[[ Records for this exercise, beginning ]]

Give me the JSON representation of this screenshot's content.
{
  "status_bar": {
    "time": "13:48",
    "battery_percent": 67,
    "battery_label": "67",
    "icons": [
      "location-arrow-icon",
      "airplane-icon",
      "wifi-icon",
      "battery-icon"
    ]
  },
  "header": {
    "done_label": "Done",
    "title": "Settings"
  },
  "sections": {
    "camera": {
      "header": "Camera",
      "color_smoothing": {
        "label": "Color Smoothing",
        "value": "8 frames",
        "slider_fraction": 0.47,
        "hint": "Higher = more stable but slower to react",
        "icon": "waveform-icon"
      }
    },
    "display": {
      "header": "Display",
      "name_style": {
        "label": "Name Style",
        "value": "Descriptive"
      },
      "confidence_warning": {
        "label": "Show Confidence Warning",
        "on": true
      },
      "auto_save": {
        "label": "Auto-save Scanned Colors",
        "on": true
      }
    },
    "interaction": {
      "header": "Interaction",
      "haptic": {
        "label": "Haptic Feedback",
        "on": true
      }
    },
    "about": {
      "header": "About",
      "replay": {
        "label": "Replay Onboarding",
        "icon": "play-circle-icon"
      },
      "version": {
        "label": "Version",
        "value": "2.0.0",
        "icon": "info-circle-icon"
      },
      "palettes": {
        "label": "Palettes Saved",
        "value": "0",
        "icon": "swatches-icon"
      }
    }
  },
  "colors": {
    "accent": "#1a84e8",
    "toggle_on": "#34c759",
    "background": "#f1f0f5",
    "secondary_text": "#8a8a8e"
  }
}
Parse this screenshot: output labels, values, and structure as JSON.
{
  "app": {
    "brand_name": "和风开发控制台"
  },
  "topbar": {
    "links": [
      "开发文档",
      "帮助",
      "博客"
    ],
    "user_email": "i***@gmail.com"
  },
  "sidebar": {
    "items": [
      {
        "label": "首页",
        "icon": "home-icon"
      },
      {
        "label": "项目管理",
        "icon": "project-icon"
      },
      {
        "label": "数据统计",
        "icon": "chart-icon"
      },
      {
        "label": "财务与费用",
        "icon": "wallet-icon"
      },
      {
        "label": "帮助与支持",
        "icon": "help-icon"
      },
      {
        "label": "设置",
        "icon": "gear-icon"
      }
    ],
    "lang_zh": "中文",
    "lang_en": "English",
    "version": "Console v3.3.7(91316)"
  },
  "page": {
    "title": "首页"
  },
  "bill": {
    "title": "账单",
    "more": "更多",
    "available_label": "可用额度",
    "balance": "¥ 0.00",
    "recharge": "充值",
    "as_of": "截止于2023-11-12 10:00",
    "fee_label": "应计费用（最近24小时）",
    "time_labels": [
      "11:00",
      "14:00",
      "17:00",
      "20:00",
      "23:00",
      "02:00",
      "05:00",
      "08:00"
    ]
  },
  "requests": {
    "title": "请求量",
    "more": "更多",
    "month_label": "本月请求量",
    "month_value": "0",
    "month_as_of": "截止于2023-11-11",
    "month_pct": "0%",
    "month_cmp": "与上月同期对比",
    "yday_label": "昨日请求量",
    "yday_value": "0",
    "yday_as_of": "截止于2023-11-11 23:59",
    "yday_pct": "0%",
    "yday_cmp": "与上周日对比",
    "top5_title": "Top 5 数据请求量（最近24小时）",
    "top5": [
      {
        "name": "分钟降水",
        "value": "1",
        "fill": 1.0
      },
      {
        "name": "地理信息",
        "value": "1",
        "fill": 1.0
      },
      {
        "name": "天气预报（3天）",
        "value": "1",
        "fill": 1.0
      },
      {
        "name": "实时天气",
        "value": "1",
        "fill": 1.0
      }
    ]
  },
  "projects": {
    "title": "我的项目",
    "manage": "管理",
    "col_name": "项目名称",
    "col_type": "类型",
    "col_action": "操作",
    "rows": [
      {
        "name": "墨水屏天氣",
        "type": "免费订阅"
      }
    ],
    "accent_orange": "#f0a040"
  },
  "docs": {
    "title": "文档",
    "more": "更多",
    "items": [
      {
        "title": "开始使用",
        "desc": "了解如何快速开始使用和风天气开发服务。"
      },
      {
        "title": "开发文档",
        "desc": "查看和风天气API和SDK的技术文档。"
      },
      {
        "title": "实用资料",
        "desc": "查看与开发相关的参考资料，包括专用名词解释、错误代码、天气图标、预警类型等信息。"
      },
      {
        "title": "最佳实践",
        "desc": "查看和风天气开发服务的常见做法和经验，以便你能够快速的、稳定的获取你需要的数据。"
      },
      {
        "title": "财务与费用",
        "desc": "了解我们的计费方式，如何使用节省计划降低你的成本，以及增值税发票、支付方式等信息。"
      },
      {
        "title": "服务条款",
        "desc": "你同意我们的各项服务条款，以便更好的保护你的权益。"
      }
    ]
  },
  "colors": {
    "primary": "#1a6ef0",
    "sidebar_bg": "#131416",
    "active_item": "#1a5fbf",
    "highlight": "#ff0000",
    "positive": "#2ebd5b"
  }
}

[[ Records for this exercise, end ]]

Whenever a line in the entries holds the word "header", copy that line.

  "header": {
      "header": "Camera",
      "header": "Display",
      "header": "Interaction",
      "header": "About",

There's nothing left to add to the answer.